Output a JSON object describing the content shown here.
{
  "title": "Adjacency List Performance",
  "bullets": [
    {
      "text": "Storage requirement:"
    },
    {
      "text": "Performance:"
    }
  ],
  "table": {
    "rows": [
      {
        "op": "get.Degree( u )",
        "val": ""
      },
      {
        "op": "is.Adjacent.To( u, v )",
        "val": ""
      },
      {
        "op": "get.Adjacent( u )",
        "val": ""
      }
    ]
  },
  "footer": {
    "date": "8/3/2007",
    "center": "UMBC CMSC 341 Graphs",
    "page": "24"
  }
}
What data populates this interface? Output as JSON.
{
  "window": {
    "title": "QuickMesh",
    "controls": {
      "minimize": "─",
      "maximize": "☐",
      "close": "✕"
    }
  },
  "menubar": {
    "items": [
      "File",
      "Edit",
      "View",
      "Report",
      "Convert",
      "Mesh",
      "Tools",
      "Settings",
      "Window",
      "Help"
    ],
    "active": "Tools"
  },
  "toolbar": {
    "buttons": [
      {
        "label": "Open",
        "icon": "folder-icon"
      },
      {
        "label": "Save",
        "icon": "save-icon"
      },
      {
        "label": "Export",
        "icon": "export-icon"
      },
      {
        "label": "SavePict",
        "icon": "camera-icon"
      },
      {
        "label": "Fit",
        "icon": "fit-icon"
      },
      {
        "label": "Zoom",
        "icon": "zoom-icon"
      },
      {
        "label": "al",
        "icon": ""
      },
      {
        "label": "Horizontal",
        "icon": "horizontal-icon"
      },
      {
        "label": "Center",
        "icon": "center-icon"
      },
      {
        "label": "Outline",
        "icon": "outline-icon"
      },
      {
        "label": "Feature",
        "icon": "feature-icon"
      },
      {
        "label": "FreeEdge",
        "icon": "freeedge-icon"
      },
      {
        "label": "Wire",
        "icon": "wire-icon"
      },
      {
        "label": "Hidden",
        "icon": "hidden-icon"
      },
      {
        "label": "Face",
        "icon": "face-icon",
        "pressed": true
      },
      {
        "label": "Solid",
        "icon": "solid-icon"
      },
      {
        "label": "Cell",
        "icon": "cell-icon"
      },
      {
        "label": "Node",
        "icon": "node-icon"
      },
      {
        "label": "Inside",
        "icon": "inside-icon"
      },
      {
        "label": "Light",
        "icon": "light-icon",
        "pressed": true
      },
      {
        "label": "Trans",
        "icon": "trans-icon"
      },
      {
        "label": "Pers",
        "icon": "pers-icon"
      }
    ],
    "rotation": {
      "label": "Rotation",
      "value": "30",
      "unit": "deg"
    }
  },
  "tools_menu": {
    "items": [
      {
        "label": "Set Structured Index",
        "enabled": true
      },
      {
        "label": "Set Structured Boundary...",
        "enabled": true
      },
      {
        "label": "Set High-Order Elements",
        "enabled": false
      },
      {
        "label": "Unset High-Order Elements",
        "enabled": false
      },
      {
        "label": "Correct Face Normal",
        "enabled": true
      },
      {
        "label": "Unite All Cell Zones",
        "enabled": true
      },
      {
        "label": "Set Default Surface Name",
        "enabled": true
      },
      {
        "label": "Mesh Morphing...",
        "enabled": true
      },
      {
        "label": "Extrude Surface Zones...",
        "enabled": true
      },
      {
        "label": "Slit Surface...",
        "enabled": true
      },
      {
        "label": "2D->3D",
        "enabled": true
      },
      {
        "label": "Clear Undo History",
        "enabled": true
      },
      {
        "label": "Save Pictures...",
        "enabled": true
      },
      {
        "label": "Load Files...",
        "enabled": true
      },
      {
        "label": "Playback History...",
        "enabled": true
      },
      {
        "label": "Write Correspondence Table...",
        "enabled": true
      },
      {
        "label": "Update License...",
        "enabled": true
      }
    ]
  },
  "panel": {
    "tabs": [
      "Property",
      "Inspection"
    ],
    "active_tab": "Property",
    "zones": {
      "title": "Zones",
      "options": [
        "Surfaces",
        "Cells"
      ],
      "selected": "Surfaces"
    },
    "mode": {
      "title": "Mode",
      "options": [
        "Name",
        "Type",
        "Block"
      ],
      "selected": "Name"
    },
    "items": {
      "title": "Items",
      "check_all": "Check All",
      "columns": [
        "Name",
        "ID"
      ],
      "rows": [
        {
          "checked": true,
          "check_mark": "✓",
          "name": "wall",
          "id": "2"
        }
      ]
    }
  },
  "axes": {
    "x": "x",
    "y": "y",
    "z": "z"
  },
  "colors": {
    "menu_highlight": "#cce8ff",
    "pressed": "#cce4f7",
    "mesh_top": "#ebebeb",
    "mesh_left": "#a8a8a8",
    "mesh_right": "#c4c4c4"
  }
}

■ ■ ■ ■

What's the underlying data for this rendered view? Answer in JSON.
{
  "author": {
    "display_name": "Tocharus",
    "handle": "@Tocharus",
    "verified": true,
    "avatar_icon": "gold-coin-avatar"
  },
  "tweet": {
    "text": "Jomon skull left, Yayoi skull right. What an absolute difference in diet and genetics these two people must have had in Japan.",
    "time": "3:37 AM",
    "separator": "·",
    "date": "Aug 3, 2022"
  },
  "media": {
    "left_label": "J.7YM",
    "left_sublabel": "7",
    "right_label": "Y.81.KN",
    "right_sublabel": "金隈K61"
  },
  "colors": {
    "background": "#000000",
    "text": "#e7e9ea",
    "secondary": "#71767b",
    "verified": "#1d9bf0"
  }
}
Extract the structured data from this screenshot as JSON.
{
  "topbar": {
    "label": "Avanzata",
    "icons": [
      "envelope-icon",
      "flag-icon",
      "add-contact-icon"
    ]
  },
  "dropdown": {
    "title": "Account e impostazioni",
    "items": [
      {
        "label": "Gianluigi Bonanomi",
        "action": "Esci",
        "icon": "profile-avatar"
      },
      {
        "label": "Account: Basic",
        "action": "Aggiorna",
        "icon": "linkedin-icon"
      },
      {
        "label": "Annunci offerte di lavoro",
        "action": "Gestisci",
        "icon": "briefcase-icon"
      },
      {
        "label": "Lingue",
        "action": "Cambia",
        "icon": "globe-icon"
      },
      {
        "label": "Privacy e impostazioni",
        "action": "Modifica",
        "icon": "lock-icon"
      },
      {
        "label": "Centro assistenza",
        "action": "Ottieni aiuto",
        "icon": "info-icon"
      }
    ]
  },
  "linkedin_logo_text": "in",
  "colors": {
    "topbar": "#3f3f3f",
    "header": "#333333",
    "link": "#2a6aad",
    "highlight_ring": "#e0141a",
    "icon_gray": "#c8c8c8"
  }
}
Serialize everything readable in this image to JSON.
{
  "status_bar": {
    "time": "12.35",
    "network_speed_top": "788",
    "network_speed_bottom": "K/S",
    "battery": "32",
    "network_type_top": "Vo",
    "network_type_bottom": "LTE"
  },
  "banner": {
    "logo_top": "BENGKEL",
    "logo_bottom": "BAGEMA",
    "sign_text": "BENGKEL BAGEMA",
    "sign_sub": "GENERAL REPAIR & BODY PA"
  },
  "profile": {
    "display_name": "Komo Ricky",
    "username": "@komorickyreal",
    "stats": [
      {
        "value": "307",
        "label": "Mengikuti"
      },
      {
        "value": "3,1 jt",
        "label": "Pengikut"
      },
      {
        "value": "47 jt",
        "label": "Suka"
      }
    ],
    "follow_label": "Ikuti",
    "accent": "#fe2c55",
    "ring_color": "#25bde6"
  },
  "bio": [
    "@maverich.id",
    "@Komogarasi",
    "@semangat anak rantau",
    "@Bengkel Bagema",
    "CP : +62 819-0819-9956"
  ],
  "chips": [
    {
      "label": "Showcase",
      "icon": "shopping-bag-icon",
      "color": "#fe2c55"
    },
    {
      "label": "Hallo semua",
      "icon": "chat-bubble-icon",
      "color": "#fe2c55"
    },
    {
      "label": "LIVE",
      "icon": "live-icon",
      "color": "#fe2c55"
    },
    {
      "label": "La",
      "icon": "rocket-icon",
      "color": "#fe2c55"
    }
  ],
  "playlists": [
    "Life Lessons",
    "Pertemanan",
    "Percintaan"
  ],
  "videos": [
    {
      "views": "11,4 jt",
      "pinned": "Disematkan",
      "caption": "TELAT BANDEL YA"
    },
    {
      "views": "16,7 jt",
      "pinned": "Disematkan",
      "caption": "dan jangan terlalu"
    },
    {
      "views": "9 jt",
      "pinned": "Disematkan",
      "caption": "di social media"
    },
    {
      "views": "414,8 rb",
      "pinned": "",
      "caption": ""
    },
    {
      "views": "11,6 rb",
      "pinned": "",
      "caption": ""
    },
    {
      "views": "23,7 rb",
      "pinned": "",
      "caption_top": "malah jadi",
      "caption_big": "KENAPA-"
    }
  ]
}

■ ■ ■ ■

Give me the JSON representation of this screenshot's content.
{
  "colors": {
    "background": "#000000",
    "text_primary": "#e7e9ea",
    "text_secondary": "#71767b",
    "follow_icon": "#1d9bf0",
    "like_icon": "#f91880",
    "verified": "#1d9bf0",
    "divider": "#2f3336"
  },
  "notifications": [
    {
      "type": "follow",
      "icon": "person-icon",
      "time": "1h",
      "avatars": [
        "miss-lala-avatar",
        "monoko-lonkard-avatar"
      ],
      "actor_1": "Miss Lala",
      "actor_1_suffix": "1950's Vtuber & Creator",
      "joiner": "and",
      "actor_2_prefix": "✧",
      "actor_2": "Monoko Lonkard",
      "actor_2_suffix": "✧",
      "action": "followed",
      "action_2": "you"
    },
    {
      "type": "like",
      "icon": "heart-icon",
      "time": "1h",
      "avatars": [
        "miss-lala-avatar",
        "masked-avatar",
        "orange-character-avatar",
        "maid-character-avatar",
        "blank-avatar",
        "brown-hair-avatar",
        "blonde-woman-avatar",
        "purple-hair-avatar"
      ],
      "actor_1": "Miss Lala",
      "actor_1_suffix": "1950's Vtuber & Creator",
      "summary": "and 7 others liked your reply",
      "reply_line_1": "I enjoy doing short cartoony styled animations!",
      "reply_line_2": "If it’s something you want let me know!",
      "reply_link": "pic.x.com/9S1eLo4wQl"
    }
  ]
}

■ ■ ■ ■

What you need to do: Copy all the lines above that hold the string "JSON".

Exercise output:
Output a JSON object describing the content shown here.
What data populates this interface? Output as JSON.
What's the underlying data for this rendered view? Answer in JSON.
Extract the structured data from this screenshot as JSON.
Serialize everything readable in this image to JSON.
Give me the JSON representation of this screenshot's content.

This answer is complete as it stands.